The computer maker's chairman Ray Lane has stepped down as executive chairman. He's been on thin ice with shareholders after his role in acquiring a business software company ended up hurting HP's bottom line.
We have been hearing a lot about North Korea and nuclear weapons lately. Well, nuclear negotiators have just wrapped up a first day of talks on Iran's nuclear program. Tehran does not have nuclear weapons and insists it doesn't want them, but six world powers say the country must do more to assure the world that its program is entirely peaceful. We spoke earlier with NPR's Peter Kenyon, who is in Almaty, Kazakhstan for the talks.
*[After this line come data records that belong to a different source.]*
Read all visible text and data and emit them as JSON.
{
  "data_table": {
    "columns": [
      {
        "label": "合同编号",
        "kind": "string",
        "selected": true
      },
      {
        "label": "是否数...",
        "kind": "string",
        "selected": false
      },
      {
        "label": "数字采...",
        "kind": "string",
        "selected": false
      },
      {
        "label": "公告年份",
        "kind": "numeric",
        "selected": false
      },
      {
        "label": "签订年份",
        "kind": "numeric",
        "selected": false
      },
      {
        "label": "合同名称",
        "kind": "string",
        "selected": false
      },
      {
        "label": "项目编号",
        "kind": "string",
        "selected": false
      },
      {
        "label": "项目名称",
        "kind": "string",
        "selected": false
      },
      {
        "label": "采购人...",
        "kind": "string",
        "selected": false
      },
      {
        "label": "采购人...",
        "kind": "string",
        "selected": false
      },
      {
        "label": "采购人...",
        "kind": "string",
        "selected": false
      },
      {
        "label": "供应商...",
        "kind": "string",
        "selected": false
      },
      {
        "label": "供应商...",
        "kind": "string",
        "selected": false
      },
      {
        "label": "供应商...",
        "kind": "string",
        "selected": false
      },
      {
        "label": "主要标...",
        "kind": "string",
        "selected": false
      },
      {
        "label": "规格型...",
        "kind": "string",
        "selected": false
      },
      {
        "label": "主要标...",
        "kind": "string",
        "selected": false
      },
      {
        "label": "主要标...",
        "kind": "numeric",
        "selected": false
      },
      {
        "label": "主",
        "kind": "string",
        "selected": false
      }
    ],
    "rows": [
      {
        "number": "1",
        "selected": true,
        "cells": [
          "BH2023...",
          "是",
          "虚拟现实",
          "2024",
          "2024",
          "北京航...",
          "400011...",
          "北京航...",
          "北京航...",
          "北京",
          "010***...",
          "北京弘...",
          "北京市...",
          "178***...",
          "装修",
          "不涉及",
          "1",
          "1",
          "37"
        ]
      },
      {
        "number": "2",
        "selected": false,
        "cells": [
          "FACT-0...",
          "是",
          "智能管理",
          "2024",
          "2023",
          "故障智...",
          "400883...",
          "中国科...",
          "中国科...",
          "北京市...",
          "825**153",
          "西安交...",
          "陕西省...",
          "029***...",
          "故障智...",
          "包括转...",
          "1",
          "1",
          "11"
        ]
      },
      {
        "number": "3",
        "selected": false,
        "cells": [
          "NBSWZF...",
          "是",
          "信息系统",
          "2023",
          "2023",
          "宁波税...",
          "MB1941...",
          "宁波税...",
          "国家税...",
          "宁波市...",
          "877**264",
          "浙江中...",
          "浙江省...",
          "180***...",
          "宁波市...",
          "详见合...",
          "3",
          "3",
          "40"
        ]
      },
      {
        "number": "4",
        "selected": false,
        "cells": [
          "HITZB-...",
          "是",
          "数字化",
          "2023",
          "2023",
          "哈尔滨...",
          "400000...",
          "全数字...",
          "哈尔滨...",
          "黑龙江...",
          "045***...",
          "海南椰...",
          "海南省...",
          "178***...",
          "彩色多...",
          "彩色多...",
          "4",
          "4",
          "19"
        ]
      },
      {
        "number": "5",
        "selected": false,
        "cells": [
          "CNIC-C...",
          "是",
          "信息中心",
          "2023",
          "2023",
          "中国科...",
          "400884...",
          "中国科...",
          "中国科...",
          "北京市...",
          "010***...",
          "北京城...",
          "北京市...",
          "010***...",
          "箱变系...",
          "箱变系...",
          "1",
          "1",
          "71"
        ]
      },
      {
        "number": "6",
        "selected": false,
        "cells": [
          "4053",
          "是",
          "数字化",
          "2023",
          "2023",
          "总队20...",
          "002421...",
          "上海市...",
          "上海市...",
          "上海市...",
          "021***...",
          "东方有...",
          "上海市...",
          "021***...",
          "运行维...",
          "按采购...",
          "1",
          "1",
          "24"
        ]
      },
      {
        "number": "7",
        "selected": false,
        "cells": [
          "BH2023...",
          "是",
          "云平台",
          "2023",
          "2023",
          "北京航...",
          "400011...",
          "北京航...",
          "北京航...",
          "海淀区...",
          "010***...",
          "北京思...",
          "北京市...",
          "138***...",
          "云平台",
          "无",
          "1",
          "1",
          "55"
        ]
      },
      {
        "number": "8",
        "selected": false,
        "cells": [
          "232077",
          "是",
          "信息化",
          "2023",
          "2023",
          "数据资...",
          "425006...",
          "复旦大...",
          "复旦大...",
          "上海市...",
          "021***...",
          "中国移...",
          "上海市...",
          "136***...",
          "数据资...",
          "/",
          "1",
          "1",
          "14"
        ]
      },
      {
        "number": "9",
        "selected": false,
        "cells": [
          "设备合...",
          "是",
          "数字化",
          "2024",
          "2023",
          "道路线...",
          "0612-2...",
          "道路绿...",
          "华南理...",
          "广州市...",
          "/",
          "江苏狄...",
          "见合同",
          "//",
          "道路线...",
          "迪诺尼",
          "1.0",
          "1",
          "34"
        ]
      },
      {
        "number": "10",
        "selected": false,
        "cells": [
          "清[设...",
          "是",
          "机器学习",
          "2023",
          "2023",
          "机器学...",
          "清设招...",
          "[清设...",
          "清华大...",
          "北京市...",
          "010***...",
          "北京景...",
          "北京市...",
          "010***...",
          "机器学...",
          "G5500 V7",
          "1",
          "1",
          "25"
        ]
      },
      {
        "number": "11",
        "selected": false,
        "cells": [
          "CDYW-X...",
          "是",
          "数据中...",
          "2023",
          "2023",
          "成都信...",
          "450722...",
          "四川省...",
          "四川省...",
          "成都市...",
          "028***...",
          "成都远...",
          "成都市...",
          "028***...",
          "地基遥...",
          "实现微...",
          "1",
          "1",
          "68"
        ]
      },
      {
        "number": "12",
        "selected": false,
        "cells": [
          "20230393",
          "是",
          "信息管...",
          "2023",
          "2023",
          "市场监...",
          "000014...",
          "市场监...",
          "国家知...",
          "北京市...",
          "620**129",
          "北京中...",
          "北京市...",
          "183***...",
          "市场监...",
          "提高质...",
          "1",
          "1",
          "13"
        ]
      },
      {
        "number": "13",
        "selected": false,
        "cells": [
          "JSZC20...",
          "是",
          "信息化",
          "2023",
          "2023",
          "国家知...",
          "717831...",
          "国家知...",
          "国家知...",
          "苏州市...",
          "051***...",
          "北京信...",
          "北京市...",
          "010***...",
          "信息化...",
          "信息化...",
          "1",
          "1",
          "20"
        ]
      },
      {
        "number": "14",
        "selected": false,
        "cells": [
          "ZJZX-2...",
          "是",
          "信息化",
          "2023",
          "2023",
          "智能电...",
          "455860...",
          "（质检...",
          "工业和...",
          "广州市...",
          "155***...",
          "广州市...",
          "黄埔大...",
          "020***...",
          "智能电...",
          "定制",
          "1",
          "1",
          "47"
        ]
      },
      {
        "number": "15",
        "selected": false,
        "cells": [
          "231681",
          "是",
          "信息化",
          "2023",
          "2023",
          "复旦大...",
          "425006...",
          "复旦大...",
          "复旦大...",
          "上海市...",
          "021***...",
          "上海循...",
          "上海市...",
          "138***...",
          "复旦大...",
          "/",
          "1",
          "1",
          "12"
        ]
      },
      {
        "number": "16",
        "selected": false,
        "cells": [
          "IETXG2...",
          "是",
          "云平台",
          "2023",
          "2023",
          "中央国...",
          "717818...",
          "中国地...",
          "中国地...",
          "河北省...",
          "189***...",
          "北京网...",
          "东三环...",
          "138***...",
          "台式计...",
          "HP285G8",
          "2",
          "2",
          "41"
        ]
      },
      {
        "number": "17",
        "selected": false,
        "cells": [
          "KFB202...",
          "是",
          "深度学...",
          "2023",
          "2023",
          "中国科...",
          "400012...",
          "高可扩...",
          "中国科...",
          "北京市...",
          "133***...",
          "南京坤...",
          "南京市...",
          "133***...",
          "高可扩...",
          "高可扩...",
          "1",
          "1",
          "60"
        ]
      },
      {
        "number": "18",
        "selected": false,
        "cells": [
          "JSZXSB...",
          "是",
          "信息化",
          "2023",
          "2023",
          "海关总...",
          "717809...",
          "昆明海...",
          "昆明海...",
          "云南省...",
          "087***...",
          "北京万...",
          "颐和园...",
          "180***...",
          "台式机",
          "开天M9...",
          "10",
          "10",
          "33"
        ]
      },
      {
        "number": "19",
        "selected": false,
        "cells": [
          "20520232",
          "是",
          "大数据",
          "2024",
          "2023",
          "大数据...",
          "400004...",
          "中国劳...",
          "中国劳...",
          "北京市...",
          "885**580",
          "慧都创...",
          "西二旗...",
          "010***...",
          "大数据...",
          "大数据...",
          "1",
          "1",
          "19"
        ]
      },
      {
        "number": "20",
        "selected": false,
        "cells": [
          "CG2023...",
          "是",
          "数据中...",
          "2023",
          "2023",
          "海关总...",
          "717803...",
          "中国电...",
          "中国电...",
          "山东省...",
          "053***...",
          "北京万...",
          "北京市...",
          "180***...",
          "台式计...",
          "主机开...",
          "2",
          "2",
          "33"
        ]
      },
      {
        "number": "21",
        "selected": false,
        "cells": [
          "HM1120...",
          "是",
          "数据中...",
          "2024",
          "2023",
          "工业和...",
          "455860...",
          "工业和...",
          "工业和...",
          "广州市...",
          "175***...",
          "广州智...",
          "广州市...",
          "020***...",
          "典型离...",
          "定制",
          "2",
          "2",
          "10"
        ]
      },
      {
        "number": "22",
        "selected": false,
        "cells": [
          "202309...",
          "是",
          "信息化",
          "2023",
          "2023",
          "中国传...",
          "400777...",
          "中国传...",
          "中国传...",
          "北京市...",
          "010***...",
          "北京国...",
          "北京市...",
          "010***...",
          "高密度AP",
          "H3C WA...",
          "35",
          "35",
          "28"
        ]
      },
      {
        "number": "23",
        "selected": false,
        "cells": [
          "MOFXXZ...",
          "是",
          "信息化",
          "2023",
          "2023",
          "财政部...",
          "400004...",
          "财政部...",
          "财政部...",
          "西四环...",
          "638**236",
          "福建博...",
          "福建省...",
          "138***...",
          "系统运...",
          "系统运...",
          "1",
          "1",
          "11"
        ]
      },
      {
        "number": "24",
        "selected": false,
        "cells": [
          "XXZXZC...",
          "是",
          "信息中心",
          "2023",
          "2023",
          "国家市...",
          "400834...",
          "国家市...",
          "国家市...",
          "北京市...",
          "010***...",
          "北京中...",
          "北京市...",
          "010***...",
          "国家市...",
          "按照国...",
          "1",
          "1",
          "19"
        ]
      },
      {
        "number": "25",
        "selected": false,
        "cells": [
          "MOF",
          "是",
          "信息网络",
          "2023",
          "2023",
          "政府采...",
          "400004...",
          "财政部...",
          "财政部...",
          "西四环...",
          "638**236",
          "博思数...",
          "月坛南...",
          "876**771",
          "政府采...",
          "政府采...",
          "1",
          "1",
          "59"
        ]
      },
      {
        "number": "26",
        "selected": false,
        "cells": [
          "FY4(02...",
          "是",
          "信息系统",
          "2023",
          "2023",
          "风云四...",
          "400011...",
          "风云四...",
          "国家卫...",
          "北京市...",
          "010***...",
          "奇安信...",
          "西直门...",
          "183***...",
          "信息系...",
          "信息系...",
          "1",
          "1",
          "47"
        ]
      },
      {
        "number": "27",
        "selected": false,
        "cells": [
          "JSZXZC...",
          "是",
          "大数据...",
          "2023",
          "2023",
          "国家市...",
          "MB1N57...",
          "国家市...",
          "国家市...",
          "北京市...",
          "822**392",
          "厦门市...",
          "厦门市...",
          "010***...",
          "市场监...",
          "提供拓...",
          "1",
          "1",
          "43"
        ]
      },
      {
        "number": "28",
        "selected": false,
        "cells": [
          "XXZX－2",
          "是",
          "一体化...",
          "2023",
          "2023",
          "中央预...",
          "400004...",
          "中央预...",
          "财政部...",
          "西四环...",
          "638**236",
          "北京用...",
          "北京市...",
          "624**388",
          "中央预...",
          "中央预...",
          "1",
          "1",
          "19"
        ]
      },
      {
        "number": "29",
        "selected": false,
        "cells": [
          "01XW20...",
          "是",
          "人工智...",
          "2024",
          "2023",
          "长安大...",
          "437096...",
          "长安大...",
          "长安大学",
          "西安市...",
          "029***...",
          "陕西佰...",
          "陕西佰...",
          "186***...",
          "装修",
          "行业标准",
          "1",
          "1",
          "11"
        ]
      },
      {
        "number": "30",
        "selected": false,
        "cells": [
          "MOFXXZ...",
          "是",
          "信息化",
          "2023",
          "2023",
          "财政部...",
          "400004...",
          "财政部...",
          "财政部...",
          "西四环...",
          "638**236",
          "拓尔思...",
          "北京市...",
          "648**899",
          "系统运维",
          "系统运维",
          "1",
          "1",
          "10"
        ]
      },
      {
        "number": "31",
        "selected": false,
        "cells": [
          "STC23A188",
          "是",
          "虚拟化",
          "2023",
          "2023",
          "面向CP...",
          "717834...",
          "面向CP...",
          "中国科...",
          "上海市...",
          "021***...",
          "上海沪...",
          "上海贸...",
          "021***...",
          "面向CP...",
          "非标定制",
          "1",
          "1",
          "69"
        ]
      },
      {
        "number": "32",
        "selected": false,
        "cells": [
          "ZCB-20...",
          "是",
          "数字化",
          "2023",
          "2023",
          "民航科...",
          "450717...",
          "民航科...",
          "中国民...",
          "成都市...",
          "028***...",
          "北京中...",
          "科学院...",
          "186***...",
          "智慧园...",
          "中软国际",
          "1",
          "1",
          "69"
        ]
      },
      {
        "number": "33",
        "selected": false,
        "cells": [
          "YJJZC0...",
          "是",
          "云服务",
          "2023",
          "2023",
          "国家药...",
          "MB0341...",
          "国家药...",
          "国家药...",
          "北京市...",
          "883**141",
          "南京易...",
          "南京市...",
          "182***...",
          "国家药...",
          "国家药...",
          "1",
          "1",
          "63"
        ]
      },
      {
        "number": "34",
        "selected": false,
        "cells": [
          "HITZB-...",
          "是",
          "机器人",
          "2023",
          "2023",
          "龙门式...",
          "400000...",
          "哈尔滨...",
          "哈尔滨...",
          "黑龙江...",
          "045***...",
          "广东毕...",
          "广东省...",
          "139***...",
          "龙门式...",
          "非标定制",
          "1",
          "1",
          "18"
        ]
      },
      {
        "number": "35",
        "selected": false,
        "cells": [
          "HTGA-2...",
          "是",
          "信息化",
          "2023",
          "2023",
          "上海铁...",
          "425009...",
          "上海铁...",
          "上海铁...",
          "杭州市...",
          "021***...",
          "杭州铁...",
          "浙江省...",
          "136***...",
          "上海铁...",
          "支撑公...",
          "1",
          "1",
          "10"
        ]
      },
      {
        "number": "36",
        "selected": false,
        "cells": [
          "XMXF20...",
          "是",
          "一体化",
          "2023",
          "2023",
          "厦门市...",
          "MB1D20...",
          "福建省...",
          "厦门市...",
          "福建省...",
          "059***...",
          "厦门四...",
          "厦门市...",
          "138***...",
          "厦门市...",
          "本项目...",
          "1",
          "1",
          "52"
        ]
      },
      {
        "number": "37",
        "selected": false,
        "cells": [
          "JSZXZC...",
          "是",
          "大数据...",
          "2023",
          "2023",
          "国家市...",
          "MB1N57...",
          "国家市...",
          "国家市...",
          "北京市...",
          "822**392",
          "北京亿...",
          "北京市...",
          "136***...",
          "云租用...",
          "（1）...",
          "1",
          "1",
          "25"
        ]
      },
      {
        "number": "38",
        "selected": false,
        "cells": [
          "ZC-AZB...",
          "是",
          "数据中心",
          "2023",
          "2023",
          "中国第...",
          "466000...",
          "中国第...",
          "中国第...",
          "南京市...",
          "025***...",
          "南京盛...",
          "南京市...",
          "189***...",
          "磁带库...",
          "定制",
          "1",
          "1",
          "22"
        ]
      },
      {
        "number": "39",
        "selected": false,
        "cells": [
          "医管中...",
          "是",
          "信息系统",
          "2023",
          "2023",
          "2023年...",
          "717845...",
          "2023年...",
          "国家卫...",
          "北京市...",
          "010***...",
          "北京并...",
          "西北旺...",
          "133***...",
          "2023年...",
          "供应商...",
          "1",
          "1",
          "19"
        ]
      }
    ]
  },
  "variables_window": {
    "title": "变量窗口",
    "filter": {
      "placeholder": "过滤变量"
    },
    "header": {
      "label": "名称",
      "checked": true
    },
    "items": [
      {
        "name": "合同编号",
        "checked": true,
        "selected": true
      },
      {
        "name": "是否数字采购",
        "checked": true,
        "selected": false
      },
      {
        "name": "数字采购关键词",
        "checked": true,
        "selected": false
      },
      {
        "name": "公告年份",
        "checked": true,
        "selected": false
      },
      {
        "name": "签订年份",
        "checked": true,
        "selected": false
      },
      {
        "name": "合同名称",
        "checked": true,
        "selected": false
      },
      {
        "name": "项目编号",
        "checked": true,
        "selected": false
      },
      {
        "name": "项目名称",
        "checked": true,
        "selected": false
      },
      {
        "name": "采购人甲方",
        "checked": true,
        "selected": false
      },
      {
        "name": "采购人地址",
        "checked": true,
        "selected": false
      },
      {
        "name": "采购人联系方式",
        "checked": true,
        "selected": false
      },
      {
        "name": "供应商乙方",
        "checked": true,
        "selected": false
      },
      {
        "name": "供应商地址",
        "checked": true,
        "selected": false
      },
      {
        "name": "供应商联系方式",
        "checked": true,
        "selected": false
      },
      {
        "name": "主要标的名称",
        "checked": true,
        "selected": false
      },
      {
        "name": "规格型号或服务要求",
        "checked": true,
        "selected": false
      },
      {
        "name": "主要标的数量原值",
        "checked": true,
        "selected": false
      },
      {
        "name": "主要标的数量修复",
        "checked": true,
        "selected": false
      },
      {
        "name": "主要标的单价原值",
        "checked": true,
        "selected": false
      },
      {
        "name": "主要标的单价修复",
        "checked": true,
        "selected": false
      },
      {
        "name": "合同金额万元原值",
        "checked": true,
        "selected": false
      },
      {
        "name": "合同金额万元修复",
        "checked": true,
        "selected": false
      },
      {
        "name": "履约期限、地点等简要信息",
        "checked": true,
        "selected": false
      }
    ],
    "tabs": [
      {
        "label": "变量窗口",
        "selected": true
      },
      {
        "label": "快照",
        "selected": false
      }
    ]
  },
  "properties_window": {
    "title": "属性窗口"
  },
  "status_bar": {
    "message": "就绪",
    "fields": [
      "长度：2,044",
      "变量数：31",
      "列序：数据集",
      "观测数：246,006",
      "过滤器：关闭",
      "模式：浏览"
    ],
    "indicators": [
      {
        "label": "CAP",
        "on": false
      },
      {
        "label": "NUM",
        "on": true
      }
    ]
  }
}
Peter, good morning.
Every year 10 million people funnel in and out of America's jails and prisons. And every year some of them get lost. Recently there have been two high-profile cases of such inmates — one who got out years too early, and one who stayed years too long. Both had disastrous consequences.
In January, Evan Ebel walked out of a Colorado prison four years too early. Two months later, he allegedly rang the doorbell of Tom Clements, the head of the Colorado Department of Corrections, shot him in the chest and killed him. Ebel was shot and killed by police two days later.
In Berlin's Jewish Museum, a new exhibit called "The Whole Truth" asks visitors uncomfortable and even absurd questions about Jews. One of the curators, Michal Friedlander, says it is intentionally provocative.
"The point is to get people talking about how they perceive Jews, particularly in Germany today," she says.
But some German Jews accuse the museum of going too far.
Mad Men comes back for its sixth season Sunday at an opportune moment for basic cable. Last weekend, 25 million viewers combined watched The Bible and The Walking Dead on basic cable channels. That's more than triple the audience for The Good Wife on CBS that same night.